═════ Available data

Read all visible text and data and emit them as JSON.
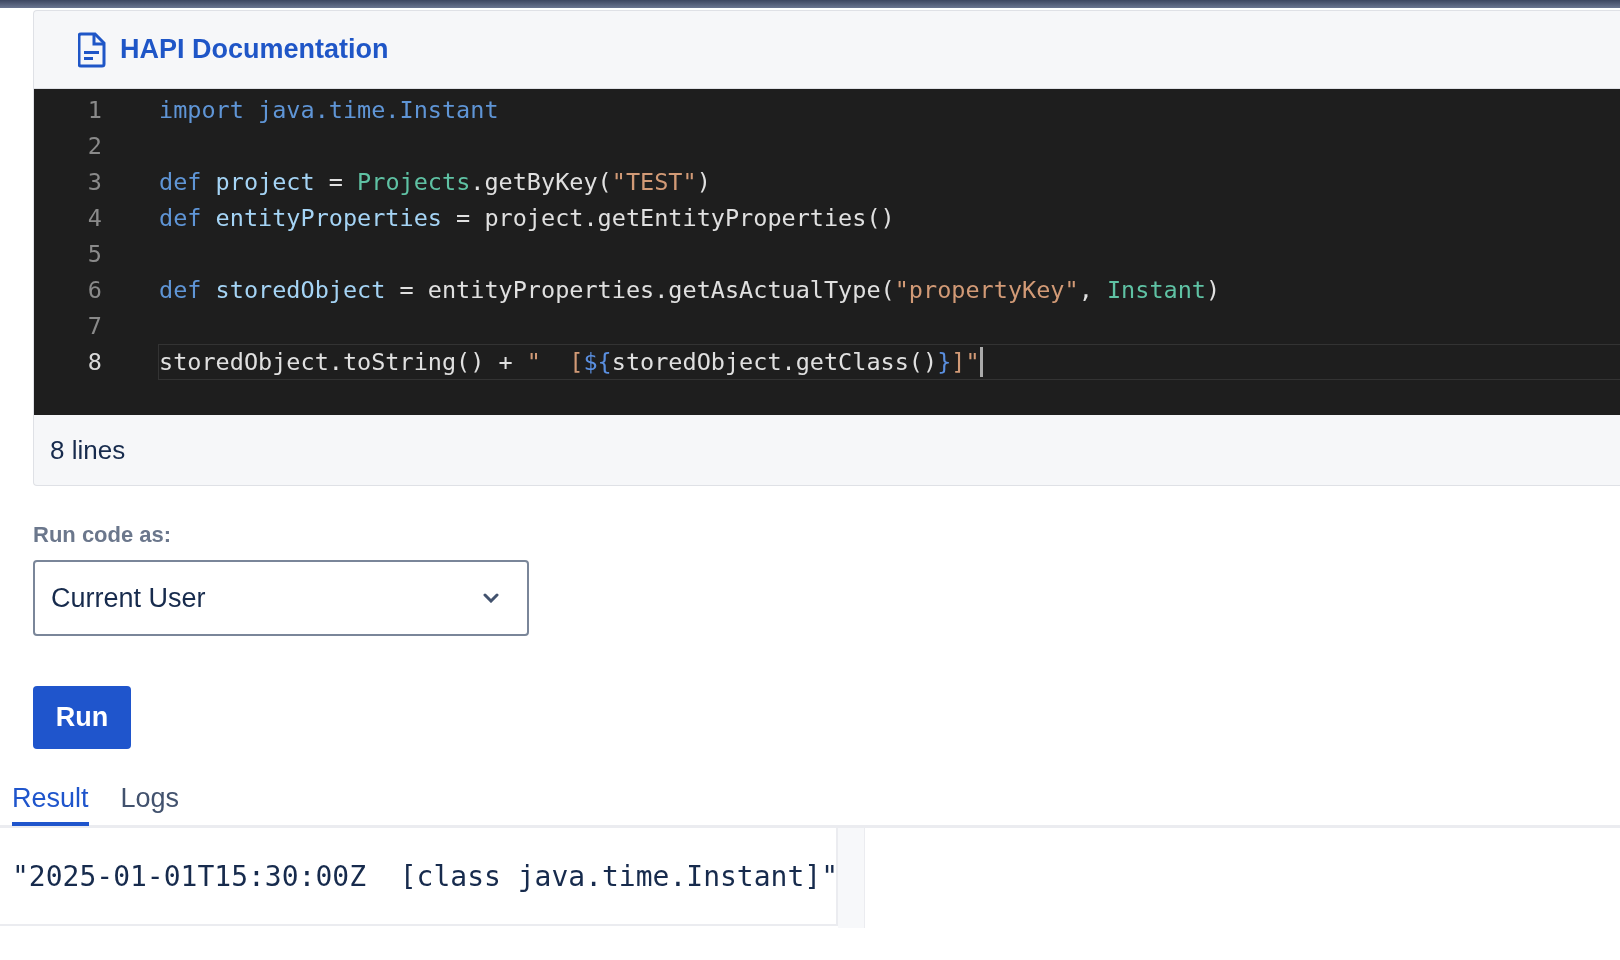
{
  "header": {
    "title": "HAPI Documentation"
  },
  "editor": {
    "lines": [
      {
        "number": "1",
        "current": false,
        "tokens": [
          {
            "text": "import java.time.Instant",
            "kind": "keyword"
          }
        ]
      },
      {
        "number": "2",
        "current": false
      },
      {
        "number": "3",
        "current": false,
        "tokens": [
          {
            "text": "def ",
            "kind": "keyword"
          },
          {
            "text": "project",
            "kind": "variable"
          },
          {
            "text": " = ",
            "kind": "plain"
          },
          {
            "text": "Projects",
            "kind": "class"
          },
          {
            "text": ".getByKey(",
            "kind": "plain"
          },
          {
            "text": "\"TEST\"",
            "kind": "string"
          },
          {
            "text": ")",
            "kind": "plain"
          }
        ]
      },
      {
        "number": "4",
        "current": false,
        "tokens": [
          {
            "text": "def ",
            "kind": "keyword"
          },
          {
            "text": "entityProperties",
            "kind": "variable"
          },
          {
            "text": " = project.getEntityProperties()",
            "kind": "plain"
          }
        ]
      },
      {
        "number": "5",
        "current": false
      },
      {
        "number": "6",
        "current": false,
        "tokens": [
          {
            "text": "def ",
            "kind": "keyword"
          },
          {
            "text": "storedObject",
            "kind": "variable"
          },
          {
            "text": " = entityProperties.getAsActualType(",
            "kind": "plain"
          },
          {
            "text": "\"propertyKey\"",
            "kind": "string"
          },
          {
            "text": ", ",
            "kind": "plain"
          },
          {
            "text": "Instant",
            "kind": "class"
          },
          {
            "text": ")",
            "kind": "plain"
          }
        ]
      },
      {
        "number": "7",
        "current": false
      },
      {
        "number": "8",
        "current": true,
        "tokens": [
          {
            "text": "storedObject.toString() + ",
            "kind": "plain"
          },
          {
            "text": "\"  [",
            "kind": "string"
          },
          {
            "text": "${",
            "kind": "brace"
          },
          {
            "text": "storedObject.getClass()",
            "kind": "plain"
          },
          {
            "text": "}",
            "kind": "brace"
          },
          {
            "text": "]\"",
            "kind": "string"
          }
        ]
      }
    ],
    "footer": "8 lines"
  },
  "run_as": {
    "label": "Run code as:",
    "value": "Current User"
  },
  "run_button": "Run",
  "tabs": [
    {
      "label": "Result",
      "selected": true
    },
    {
      "label": "Logs",
      "selected": false
    }
  ],
  "result": "\"2025-01-01T15:30:00Z  [class java.time.Instant]\""
}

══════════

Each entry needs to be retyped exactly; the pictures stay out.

Expected output
Read all visible text and data and emit them as JSON.
{
  "header": {
    "title": "HAPI Documentation"
  },
  "editor": {
    "lines": [
      {
        "number": "1",
        "current": false,
        "tokens": [
          {
            "text": "import java.time.Instant",
            "kind": "keyword"
          }
        ]
      },
      {
        "number": "2",
        "current": false
      },
      {
        "number": "3",
        "current": false,
        "tokens": [
          {
            "text": "def ",
            "kind": "keyword"
          },
          {
            "text": "project",
            "kind": "variable"
          },
          {
            "text": " = ",
            "kind": "plain"
          },
          {
            "text": "Projects",
            "kind": "class"
          },
          {
            "text": ".getByKey(",
            "kind": "plain"
          },
          {
            "text": "\"TEST\"",
            "kind": "string"
          },
          {
            "text": ")",
            "kind": "plain"
          }
        ]
      },
      {
        "number": "4",
        "current": false,
        "tokens": [
          {
            "text": "def ",
            "kind": "keyword"
          },
          {
            "text": "entityProperties",
            "kind": "variable"
          },
          {
            "text": " = project.getEntityProperties()",
            "kind": "plain"
          }
        ]
      },
      {
        "number": "5",
        "current": false
      },
      {
        "number": "6",
        "current": false,
        "tokens": [
          {
            "text": "def ",
            "kind": "keyword"
          },
          {
            "text": "storedObject",
            "kind": "variable"
          },
          {
            "text": " = entityProperties.getAsActualType(",
            "kind": "plain"
          },
          {
            "text": "\"propertyKey\"",
            "kind": "string"
          },
          {
            "text": ", ",
            "kind": "plain"
          },
          {
            "text": "Instant",
            "kind": "class"
          },
          {
            "text": ")",
            "kind": "plain"
          }
        ]
      },
      {
        "number": "7",
        "current": false
      },
      {
        "number": "8",
        "current": true,
        "tokens": [
          {
            "text": "storedObject.toString() + ",
            "kind": "plain"
          },
          {
            "text": "\"  [",
            "kind": "string"
          },
          {
            "text": "${",
            "kind": "brace"
          },
          {
            "text": "storedObject.getClass()",
            "kind": "plain"
          },
          {
            "text": "}",
            "kind": "brace"
          },
          {
            "text": "]\"",
            "kind": "string"
          }
        ]
      }
    ],
    "footer": "8 lines"
  },
  "run_as": {
    "label": "Run code as:",
    "value": "Current User"
  },
  "run_button": "Run",
  "tabs": [
    {
      "label": "Result",
      "selected": true
    },
    {
      "label": "Logs",
      "selected": false
    }
  ],
  "result": "\"2025-01-01T15:30:00Z  [class java.time.Instant]\""
}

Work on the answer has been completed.